Your goal:
Look through the records, and whenever a line includes the word "bullet", copy it.

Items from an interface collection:
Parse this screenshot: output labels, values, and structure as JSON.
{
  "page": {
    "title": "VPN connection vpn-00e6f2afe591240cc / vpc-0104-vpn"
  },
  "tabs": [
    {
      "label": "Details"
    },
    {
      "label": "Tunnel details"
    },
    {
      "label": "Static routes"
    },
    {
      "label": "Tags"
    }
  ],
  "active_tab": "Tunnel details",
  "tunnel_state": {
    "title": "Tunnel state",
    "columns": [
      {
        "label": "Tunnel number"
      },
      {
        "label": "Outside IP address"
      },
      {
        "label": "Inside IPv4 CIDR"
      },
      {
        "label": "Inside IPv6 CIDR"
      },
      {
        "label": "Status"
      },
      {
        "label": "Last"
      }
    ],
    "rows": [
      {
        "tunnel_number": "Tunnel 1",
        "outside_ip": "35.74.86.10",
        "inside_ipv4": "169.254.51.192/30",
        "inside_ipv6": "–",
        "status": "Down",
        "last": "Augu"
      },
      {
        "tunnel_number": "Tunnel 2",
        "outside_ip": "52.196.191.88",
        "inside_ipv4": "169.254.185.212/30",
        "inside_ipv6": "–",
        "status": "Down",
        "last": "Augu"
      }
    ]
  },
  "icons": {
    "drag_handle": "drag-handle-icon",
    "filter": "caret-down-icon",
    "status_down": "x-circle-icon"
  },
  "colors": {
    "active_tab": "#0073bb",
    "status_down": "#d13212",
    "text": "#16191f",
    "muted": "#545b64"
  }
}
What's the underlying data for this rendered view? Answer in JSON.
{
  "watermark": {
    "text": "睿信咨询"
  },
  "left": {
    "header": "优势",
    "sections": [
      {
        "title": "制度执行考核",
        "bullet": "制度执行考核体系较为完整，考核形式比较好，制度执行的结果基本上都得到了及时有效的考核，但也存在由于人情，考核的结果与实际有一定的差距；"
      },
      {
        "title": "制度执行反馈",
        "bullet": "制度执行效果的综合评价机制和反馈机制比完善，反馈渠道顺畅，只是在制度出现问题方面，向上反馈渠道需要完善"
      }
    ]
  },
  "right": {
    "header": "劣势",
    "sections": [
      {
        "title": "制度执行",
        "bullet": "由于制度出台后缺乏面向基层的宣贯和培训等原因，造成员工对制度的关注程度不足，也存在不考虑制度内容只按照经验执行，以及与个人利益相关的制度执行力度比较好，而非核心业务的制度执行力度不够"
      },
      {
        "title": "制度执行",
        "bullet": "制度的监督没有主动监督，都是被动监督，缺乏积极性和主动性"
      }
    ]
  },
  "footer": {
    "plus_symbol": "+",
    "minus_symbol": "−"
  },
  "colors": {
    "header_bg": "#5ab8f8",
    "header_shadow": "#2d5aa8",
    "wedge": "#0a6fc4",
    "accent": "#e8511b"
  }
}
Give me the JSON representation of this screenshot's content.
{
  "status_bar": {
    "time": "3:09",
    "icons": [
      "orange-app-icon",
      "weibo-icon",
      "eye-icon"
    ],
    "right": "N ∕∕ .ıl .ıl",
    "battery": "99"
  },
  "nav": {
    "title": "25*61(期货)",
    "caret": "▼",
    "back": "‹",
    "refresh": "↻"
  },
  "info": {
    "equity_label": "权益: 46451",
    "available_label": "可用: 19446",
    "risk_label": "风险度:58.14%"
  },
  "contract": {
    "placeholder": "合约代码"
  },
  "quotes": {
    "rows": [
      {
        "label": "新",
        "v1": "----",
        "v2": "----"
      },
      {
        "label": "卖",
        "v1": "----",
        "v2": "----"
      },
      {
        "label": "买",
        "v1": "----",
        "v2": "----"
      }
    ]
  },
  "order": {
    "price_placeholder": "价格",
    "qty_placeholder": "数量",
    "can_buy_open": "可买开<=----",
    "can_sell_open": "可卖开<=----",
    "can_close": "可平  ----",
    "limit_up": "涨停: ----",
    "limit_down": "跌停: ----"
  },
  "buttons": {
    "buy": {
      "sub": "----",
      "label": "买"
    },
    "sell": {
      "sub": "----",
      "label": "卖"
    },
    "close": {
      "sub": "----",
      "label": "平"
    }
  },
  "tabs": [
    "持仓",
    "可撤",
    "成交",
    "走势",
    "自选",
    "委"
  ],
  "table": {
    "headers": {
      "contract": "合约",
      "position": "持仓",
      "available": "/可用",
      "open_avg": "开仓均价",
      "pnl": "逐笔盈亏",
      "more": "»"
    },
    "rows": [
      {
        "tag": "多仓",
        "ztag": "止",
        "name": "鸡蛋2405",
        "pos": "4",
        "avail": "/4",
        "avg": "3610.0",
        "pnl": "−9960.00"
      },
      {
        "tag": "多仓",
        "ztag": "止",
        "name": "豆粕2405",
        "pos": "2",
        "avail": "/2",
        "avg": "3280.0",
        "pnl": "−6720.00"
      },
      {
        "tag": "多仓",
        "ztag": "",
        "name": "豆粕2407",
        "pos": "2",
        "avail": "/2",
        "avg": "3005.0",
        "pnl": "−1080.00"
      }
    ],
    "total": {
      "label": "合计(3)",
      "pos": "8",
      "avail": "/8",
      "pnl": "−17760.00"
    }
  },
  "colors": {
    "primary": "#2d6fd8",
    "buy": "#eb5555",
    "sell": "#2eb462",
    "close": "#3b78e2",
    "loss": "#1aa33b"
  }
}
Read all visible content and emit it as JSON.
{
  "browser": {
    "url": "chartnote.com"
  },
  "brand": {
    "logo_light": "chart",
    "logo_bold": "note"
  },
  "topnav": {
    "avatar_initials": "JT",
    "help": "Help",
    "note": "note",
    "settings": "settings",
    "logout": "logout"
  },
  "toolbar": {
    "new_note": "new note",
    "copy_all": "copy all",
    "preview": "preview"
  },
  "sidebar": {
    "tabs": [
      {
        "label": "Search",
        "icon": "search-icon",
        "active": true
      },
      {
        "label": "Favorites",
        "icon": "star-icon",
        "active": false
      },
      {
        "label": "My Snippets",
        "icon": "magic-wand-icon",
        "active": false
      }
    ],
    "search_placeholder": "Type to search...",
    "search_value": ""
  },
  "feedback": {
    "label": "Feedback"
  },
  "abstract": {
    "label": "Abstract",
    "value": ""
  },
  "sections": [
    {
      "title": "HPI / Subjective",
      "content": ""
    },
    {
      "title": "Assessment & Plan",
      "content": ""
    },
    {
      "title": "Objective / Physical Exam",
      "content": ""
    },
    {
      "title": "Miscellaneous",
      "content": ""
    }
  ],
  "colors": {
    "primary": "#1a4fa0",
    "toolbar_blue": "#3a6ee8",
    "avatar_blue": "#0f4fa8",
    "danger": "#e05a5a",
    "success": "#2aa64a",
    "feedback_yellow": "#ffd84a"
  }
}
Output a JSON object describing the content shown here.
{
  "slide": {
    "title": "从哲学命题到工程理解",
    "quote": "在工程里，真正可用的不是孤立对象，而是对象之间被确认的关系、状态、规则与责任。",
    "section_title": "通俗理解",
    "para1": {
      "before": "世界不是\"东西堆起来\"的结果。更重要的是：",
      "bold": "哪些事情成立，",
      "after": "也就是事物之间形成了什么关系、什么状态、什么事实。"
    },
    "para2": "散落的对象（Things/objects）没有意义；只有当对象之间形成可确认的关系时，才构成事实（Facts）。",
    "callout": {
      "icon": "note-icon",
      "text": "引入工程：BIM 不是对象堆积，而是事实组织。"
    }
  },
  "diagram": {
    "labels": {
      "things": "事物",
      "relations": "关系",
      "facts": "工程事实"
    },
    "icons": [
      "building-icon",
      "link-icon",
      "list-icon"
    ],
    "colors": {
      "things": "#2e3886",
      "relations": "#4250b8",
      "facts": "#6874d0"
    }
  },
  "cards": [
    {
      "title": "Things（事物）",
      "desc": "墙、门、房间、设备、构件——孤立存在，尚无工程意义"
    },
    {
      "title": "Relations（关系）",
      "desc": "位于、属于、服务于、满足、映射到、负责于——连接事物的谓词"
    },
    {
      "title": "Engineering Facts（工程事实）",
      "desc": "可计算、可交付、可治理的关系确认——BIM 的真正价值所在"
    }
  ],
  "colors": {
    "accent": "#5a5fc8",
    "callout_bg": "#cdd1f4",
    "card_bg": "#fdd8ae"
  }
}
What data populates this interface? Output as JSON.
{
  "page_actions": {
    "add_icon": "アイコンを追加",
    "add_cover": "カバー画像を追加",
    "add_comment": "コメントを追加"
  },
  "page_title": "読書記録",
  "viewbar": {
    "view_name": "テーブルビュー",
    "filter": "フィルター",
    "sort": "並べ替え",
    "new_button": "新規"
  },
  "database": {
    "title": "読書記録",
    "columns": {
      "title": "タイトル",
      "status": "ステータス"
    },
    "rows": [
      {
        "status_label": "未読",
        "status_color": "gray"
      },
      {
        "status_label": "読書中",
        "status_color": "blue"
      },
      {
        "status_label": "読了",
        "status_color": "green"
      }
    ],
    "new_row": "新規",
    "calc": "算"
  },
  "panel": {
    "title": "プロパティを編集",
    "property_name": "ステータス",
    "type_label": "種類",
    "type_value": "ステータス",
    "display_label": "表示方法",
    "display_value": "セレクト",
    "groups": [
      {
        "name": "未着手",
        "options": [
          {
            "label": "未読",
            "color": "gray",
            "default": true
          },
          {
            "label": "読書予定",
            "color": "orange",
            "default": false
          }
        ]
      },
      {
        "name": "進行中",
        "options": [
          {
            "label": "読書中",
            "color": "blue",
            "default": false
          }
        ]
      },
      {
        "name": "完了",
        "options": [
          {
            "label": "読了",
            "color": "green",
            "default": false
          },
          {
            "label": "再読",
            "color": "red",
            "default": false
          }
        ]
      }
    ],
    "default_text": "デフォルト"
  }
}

Exercise answer:
        "bullet": "制度执行考核体系较为完整，考核形式比较好，制度执行的结果基本上都得到了及时有效的考核，但也存在由于人情，考核的结果与实际有一定的差距；"
        "bullet": "制度执行效果的综合评价机制和反馈机制比完善，反馈渠道顺畅，只是在制度出现问题方面，向上反馈渠道需要完善"
        "bullet": "由于制度出台后缺乏面向基层的宣贯和培训等原因，造成员工对制度的关注程度不足，也存在不考虑制度内容只按照经验执行，以及与个人利益相关的制度执行力度比较好，而非核心业务的制度执行力度不够"
        "bullet": "制度的监督没有主动监督，都是被动监督，缺乏积极性和主动性"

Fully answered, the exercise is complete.